The good news for Henderson is that his shop is located in an area zoned Agricultural Village (AV). This means he can put up a tower with a windmill on it. The bad news for Henderson is that the tower can’t be more than 32-feet high and this is not tall enough.
This means he has to get a conditional use permit. He has to pay a $2,000 fee to do this and it’s always possible that the planing commission and the board of supervisors could deny it. He has to go through all of this before he can apply for a building permit.
Henderson said he has already talked to officials from the county and the city asking them to adopt alternate energy policies that will help people go forward.
“We need a wind tower ordinance,” he said.
Such an ordinance would make a tower like Henderson plans a use by right in appropriate areas This eliminates the added expense and uncertainty of the special use permit process and allow people to directly apply for a building permit.
“They don’t have to reinvent the wheel,” Henderson said, stating that some other counties already have such ordinances in place. These could be used as a basis.
Even with such an ordinance in place, there will still be a learning curve for local officials.
“I was the first one in Bedford County to do solar, so they didn’t know what to do with me,” Henderson said.
Henderson got his building permit but the county’s building inspectors then had to learn what to inspect for. Henderson was their guinea pig.
The ordinance Henderson is looking for is in the works for Bedford County. According to Mary Zirkle, the county’s chief of planning, the planning commission will include windmill language in the new county zoning ordinance that is being developed.
Once he gets his windmill, Henderson plans to build on his work as a local alternative energy pioneer. He owns Hurricane Hill, an event facility adjacent to his workshop and he hopes to host events that will let people see two real-world systems in operation.
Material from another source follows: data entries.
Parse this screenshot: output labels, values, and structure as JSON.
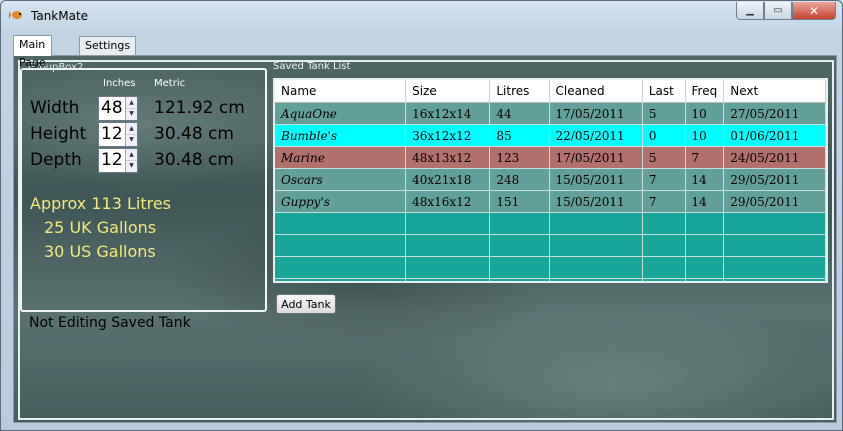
{
  "window": {
    "title": "TankMate"
  },
  "tabs": [
    {
      "label": "Main Page"
    },
    {
      "label": "Settings"
    }
  ],
  "groupbox": {
    "title": "GroupBox2",
    "col_inches": "Inches",
    "col_metric": "Metric",
    "rows": [
      {
        "label": "Width",
        "value": "48",
        "metric": "121.92 cm"
      },
      {
        "label": "Height",
        "value": "12",
        "metric": "30.48 cm"
      },
      {
        "label": "Depth",
        "value": "12",
        "metric": "30.48 cm"
      }
    ],
    "approx": "Approx 113 Litres",
    "uk": "25 UK Gallons",
    "us": "30 US Gallons"
  },
  "status": "Not Editing Saved Tank",
  "tank_list": {
    "title": "Saved Tank List",
    "columns": [
      "Name",
      "Size",
      "Litres",
      "Cleaned",
      "Last",
      "Freq",
      "Next"
    ],
    "rows": [
      {
        "cells": [
          "AquaOne",
          "16x12x14",
          "44",
          "17/05/2011",
          "5",
          "10",
          "27/05/2011"
        ],
        "color": "#64a09a"
      },
      {
        "cells": [
          "Bumble's",
          "36x12x12",
          "85",
          "22/05/2011",
          "0",
          "10",
          "01/06/2011"
        ],
        "color": "#00ffff"
      },
      {
        "cells": [
          "Marine",
          "48x13x12",
          "123",
          "17/05/2011",
          "5",
          "7",
          "24/05/2011"
        ],
        "color": "#b0706c"
      },
      {
        "cells": [
          "Oscars",
          "40x21x18",
          "248",
          "15/05/2011",
          "7",
          "14",
          "29/05/2011"
        ],
        "color": "#64a09a"
      },
      {
        "cells": [
          "Guppy's",
          "48x16x12",
          "151",
          "15/05/2011",
          "7",
          "14",
          "29/05/2011"
        ],
        "color": "#64a09a"
      }
    ],
    "empty_row_color": "#18a59a",
    "add_button": "Add Tank"
  }
}
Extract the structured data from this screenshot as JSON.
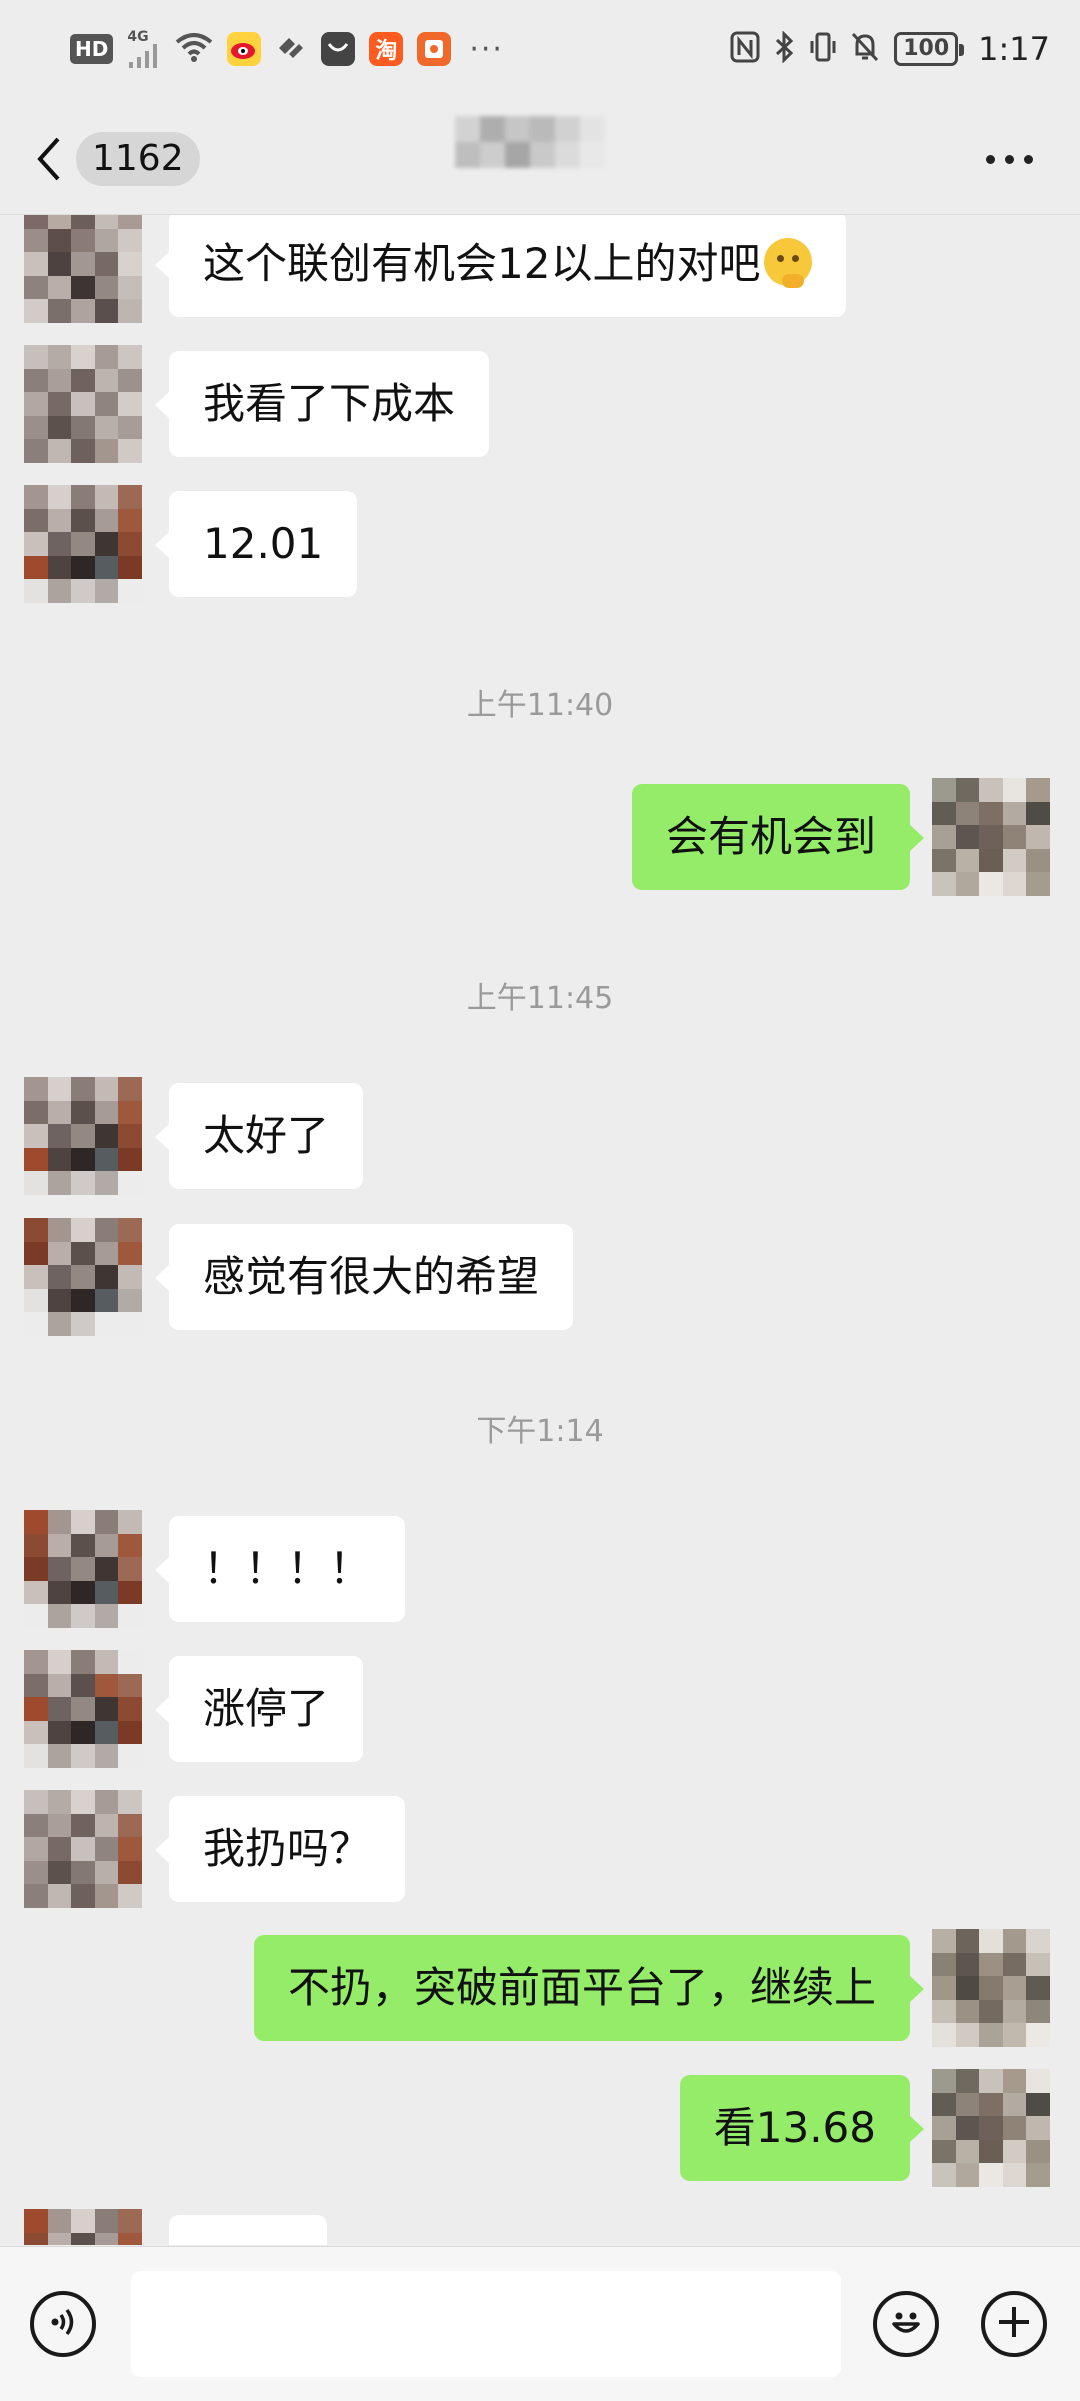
{
  "status_bar": {
    "hd_label": "HD",
    "network": "4G",
    "battery": "100",
    "time": "1:17",
    "more": "···",
    "icons": [
      "hd-icon",
      "signal-icon",
      "wifi-icon",
      "weibo-icon",
      "app-icon",
      "app-dark-icon",
      "taobao-icon",
      "red-packet-icon",
      "nfc-icon",
      "bluetooth-icon",
      "vibrate-icon",
      "mute-bell-icon",
      "battery-icon"
    ]
  },
  "nav": {
    "unread_count": "1162"
  },
  "messages": [
    {
      "id": "m1",
      "side": "in",
      "text": "这个联创有机会12以上的对吧",
      "emoji": "thinking-face-emoji"
    },
    {
      "id": "m2",
      "side": "in",
      "text": "我看了下成本"
    },
    {
      "id": "m3",
      "side": "in",
      "text": "12.01"
    },
    {
      "id": "t1",
      "type": "time",
      "text": "上午11:40"
    },
    {
      "id": "m4",
      "side": "out",
      "text": "会有机会到"
    },
    {
      "id": "t2",
      "type": "time",
      "text": "上午11:45"
    },
    {
      "id": "m5",
      "side": "in",
      "text": "太好了"
    },
    {
      "id": "m6",
      "side": "in",
      "text": "感觉有很大的希望"
    },
    {
      "id": "t3",
      "type": "time",
      "text": "下午1:14"
    },
    {
      "id": "m7",
      "side": "in",
      "text": "！！！！"
    },
    {
      "id": "m8",
      "side": "in",
      "text": "涨停了"
    },
    {
      "id": "m9",
      "side": "in",
      "text": "我扔吗？"
    },
    {
      "id": "m10",
      "side": "out",
      "text": "不扔，突破前面平台了，继续上"
    },
    {
      "id": "m11",
      "side": "out",
      "text": "看13.68"
    },
    {
      "id": "m12",
      "side": "in",
      "text": ""
    }
  ],
  "input_bar": {
    "value": "",
    "placeholder": ""
  },
  "colors": {
    "background": "#ededed",
    "incoming_bubble": "#ffffff",
    "outgoing_bubble": "#95ec69",
    "timestamp": "#9a9a9a"
  }
}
Henderson would put together a “how to” book that would tell people how to get the permits for an alternate energy system and who can install it. This would be presented as part of a Saturday morning seminar.
“I think every American should do what they can to reduce our dependance on imported oil,” he said.
Along with being concerned about our dependence on oil imported, Henderson is also worried about CO2 emissions.
“We’ve yucked up the air pretty bad,” said Henderson, who believes man-made global warming is real.